What does it take to change?

Rabbi Ephraim Pelcovits
5776
by Rabbi Ephraim Pelcovits
posted on December 14, 2015
Torah Reading
Haftarah Reading
Parashat Vayigash , our Torah portion for this week, opens with a still disguised Joseph playing yet another trick on his bewildered brothers who have shown up in Egypt looking to purchase food many years after having sold him off as a slave to a caravan of Egypt bound merchants. While Joseph, now viceroy of the mighty Egyptian Empire, immediately recognized his long lost brothers, they fail – time and again – to recognize this tyrant who insists on torturing them with his absurd requests. Read more...

Near and Far in Goshen

Headshot of Rabbi Bradley Shavit Artson
5774
by Rabbi Bradley Shavit Artson
posted on December 1, 2013
Torah Reading
Haftarah Reading
Vayiggash is perhaps best translated as to "come-closer." The verb is most often used in the Torah to depict a lessening of physical distance between one party and another. But it can have a psychic component as well, signaling imminent rapport and rapprochement, or its opposite - the possibility of failure - and thusly all the heightened tension that comes with drawing too near. Read more...

An Understudy For The Mashiach!

Photograph of Reb Mimi Feigelson
5771
by Reb Mimi Feigelson
posted on December 11, 2010
Torah Reading
Haftarah Reading
People never believe me, but it is always the most innocent of Rashi's commentary (Rabbi Shlomo Yitzchaki, 1040-1105) that are the most revolutionary. When I quote Prof. Moshe Idel, in his book Kabbalah- New Perspectives, as saying that when Rashi says, "kif'shutow" (literally, "the literal meaning") he is actually masking secrets of the Kabbalah, then I at least get the rise of an eyebrow. Some are willing to even entertain the notion since I'm now supported by a renowned scholar. Read more...

My Three Words

Photograph of Reb Mimi Feigelson
5768
by Reb Mimi Feigelson
posted on December 15, 2007
Torah Reading
Haftarah Reading
"Vayigash eilav Yehuda" - "And Yehuda approached him." (Breishit/Genesis 44, 18) These three words create the world of transformation.
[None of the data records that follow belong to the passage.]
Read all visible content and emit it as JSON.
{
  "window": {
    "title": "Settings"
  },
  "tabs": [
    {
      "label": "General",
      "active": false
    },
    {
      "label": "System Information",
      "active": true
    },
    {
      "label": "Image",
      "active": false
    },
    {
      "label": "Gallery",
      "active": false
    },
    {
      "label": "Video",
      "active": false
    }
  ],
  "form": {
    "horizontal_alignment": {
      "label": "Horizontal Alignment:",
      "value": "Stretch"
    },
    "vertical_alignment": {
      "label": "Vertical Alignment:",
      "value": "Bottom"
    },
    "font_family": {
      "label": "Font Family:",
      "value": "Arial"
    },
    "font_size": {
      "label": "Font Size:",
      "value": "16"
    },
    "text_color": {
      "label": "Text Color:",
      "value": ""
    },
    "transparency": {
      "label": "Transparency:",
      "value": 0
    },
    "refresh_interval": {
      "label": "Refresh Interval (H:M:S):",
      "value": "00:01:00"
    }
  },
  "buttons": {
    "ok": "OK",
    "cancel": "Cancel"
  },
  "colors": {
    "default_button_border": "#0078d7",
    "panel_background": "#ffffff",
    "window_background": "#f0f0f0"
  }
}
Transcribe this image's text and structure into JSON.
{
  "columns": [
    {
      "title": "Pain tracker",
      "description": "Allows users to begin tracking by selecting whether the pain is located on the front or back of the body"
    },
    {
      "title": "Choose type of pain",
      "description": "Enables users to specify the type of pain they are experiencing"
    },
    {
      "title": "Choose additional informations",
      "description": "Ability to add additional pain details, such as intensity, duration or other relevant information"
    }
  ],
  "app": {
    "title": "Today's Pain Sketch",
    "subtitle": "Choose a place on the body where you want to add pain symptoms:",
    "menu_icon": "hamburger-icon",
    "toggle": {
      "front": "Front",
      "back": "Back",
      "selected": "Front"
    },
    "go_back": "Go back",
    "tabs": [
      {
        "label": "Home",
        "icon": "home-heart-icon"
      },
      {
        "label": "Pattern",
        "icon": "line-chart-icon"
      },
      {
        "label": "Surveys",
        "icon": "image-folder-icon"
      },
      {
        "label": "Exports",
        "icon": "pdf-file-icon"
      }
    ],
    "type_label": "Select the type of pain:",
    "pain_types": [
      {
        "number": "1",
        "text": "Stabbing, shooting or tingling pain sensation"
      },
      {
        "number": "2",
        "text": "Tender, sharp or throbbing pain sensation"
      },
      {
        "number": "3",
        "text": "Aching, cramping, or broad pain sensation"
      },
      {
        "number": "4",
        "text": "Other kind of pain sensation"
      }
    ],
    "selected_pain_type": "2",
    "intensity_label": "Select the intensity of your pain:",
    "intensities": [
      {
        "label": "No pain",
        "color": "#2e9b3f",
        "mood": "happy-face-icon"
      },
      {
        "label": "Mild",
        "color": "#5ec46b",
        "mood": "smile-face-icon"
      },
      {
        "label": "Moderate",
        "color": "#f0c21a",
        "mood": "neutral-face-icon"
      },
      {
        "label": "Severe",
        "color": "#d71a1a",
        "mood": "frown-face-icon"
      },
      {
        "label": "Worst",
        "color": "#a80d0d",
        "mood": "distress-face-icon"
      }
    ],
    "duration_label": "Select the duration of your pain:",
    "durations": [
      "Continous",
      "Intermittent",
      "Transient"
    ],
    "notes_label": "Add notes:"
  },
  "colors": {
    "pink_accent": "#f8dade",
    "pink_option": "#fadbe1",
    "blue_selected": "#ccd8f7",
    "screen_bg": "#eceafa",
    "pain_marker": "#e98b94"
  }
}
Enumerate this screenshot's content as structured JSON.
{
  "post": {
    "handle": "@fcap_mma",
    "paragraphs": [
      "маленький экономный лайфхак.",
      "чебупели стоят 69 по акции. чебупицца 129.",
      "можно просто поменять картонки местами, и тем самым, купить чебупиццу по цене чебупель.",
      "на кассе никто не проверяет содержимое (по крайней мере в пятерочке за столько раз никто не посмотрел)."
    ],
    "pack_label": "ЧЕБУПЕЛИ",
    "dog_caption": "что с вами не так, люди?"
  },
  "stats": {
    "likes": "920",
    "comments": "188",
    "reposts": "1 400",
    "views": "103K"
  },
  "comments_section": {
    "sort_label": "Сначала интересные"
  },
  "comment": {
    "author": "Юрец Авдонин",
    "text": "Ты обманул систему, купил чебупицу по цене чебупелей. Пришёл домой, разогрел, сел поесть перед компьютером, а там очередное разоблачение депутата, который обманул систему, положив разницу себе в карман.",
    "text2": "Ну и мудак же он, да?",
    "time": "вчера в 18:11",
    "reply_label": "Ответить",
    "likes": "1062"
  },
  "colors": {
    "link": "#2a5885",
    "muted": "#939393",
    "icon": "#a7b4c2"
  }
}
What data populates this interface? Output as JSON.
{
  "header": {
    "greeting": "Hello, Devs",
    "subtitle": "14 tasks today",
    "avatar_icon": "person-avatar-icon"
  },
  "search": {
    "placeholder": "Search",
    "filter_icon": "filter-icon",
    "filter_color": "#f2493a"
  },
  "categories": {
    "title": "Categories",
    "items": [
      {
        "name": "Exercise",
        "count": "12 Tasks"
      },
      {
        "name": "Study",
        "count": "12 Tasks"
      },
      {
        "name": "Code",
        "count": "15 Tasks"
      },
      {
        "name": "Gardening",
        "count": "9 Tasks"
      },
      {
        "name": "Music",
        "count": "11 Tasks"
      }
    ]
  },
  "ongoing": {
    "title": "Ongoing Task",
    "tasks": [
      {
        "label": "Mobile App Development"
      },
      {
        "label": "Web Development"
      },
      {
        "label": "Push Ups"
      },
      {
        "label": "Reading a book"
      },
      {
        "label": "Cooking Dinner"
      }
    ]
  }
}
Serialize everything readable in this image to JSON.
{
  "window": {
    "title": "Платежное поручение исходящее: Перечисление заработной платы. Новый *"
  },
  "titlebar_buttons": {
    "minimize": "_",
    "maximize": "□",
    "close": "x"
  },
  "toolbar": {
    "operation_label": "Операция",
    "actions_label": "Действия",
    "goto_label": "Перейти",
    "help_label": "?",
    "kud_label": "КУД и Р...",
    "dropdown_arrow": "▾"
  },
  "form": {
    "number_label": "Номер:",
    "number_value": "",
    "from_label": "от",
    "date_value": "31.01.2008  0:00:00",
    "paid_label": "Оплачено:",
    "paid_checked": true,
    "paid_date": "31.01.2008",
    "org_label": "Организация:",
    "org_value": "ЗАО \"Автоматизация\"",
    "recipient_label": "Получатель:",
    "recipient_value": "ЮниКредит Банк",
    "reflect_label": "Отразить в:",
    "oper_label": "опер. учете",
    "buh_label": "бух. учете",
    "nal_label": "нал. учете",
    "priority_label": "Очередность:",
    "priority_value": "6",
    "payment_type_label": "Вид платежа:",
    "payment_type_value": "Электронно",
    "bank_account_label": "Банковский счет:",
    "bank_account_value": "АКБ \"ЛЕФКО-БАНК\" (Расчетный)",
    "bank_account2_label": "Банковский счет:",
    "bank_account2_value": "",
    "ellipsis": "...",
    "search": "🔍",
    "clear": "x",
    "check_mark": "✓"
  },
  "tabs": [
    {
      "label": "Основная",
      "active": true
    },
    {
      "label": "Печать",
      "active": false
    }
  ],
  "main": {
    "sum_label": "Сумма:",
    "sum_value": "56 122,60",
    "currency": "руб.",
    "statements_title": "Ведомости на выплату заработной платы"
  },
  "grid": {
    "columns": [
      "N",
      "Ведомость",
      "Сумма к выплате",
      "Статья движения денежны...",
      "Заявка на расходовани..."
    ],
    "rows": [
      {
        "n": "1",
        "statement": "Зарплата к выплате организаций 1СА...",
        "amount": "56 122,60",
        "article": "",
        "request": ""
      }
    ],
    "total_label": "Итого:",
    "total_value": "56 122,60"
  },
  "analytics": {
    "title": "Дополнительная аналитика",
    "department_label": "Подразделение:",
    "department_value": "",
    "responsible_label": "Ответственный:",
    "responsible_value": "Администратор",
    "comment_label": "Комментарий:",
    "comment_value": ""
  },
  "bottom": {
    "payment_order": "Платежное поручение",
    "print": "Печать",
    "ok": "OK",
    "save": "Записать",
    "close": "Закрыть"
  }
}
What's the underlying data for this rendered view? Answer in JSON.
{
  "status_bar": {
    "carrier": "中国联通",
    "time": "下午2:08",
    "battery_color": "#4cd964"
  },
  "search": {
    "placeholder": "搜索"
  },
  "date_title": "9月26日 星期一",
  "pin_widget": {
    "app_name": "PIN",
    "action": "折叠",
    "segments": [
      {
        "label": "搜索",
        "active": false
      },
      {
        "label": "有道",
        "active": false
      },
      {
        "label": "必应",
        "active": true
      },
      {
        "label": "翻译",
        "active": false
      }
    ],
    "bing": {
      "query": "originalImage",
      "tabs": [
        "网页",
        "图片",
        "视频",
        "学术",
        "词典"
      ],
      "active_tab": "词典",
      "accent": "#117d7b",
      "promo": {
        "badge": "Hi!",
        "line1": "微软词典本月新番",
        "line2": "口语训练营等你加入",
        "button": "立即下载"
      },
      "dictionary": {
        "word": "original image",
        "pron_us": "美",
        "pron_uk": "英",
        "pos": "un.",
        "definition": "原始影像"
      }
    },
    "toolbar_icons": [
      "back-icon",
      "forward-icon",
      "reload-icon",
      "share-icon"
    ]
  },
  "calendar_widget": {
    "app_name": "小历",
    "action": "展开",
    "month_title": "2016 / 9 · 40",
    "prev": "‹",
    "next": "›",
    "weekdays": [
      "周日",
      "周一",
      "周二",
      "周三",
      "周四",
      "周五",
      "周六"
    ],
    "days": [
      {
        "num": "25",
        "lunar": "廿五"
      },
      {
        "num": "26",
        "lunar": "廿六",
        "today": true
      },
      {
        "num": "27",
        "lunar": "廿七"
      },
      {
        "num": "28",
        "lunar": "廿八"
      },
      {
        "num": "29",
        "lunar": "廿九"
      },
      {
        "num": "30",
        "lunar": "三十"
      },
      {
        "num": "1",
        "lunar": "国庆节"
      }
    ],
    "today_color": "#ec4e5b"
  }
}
Yehuda (Judah) doesn't approach "Yoseph" (Joseph) but rather approaches "him". You may ask if this truly makes such a difference, am I not trying to see in the Torah more than is there. Read more...